People across India have turned off the lights of their homes and lit candles and lamps in response to Prime Minister Narendra Modi’s call to “challenge the darkness spread by the coronavirus crisis”.
In cities, towns and villages, families confined to their homes by a country-wide lockdown gathered at their doors, balconies and windows at 9pm on Sunday in a show of solidarity in the fight against the infectious virus.
Many lit candles and lamps and waved torches while others cheered to show their support in a gesture that lasted nine minutes.
Children and elders chanted “go, corona, go,” as well as other spiritual and patriotic slogans.
“This brings us closer.

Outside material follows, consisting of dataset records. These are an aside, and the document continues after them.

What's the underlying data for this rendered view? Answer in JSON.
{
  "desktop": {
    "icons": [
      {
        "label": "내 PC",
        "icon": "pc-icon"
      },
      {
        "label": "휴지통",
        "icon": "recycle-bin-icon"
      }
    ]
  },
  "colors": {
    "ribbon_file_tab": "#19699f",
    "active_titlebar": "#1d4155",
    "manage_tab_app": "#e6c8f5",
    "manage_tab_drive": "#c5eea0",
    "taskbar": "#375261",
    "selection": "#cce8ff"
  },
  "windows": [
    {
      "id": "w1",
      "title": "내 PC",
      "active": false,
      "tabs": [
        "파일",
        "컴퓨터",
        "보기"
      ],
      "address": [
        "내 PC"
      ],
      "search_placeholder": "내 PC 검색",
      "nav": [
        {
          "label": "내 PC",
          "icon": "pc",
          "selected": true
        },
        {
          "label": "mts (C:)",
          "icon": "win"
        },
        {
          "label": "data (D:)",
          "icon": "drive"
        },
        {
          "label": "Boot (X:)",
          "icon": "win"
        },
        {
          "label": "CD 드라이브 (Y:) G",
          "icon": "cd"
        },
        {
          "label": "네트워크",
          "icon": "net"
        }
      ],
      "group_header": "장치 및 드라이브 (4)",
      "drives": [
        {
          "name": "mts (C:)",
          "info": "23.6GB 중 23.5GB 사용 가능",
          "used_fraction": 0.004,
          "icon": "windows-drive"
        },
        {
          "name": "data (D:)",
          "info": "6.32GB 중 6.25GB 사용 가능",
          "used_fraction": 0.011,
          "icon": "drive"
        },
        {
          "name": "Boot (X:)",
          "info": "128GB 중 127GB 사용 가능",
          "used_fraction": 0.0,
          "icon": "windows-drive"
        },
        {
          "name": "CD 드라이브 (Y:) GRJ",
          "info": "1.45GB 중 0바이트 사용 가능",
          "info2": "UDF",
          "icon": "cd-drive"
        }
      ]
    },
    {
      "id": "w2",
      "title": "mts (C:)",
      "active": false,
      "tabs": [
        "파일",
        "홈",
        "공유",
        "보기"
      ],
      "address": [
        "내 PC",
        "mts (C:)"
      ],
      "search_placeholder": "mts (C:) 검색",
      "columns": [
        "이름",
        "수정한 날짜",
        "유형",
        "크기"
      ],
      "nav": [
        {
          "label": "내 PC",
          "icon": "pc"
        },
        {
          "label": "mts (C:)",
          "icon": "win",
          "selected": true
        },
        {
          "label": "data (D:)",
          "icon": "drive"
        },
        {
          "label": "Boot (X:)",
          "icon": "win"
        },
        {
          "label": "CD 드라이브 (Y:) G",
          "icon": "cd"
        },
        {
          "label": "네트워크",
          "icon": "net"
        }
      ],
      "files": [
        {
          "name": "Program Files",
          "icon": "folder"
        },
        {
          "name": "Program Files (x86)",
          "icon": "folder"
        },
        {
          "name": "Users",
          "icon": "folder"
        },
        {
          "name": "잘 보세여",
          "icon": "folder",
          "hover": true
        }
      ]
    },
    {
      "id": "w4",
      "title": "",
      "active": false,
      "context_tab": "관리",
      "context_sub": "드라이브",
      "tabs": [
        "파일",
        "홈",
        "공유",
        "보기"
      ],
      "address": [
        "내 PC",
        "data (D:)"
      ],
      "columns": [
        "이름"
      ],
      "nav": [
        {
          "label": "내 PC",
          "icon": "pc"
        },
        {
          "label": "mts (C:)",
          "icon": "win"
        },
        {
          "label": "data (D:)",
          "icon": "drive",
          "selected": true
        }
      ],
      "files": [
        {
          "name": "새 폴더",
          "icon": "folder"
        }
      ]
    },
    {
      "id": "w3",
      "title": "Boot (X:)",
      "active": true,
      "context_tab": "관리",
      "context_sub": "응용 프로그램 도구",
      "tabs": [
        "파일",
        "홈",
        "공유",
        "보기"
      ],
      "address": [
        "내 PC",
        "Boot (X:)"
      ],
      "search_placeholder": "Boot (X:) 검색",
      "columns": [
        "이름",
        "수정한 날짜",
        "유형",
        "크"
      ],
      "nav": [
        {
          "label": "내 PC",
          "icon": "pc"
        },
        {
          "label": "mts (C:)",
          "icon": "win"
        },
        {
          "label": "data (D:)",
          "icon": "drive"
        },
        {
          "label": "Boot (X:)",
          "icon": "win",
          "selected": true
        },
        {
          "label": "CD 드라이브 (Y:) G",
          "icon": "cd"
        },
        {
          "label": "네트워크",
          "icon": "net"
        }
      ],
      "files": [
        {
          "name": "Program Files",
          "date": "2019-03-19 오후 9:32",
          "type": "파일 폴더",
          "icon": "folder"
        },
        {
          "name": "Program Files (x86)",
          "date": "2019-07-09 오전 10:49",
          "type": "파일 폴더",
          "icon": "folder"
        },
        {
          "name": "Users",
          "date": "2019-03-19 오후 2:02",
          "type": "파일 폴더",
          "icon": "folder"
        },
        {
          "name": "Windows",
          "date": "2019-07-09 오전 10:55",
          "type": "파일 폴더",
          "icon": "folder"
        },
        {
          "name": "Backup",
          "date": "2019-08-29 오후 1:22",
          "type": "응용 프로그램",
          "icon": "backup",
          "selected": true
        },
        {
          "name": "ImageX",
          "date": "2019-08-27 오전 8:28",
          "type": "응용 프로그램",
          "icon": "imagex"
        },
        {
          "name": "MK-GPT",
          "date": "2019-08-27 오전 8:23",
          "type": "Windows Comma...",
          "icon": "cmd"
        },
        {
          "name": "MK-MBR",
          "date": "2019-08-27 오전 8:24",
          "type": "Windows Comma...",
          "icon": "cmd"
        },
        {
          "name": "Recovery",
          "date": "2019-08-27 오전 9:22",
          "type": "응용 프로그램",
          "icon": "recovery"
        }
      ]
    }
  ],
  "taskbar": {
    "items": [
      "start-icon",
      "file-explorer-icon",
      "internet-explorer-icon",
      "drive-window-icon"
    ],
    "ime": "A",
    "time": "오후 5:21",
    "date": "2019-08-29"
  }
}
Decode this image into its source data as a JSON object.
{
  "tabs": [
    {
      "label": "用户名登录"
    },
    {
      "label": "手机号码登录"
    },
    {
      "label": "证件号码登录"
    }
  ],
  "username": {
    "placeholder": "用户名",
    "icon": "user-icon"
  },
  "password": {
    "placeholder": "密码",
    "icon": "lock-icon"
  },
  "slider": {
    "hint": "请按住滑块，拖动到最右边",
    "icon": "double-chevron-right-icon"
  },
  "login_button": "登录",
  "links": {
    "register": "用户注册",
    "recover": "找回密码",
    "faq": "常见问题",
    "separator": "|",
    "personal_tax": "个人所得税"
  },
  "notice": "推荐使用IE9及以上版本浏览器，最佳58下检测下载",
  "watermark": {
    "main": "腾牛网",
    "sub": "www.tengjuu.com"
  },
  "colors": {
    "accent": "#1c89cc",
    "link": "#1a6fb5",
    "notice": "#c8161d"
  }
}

It is also for peace and healing of the world afflicted by the deadly virus,” a slum-dweller in Delhi told TV channels.
More restrictions likely
Britain will be forced to impose more restrictions on outdoor exercise if people flout lockdown rules designed to curb the spread of the coronavirus, the health minister says.
Daily exercise, such as walking, running or cycling, is allowed as long as people maintain social distancing.
But any other activity such as sunbathing could put others at risk and prolong the lockdown, Health Secretary Matt Hancock said on Sunday.
Most people were complying, he said, but if a minority continued to break the rules “we then might have to take further action”.
“What we are doing is being absolutely clear that the current rules must be followed,” he told a daily media briefing.
There were fears that warm spring weather on Sunday could encourage Britons to head to parks.
Story: SEVEN News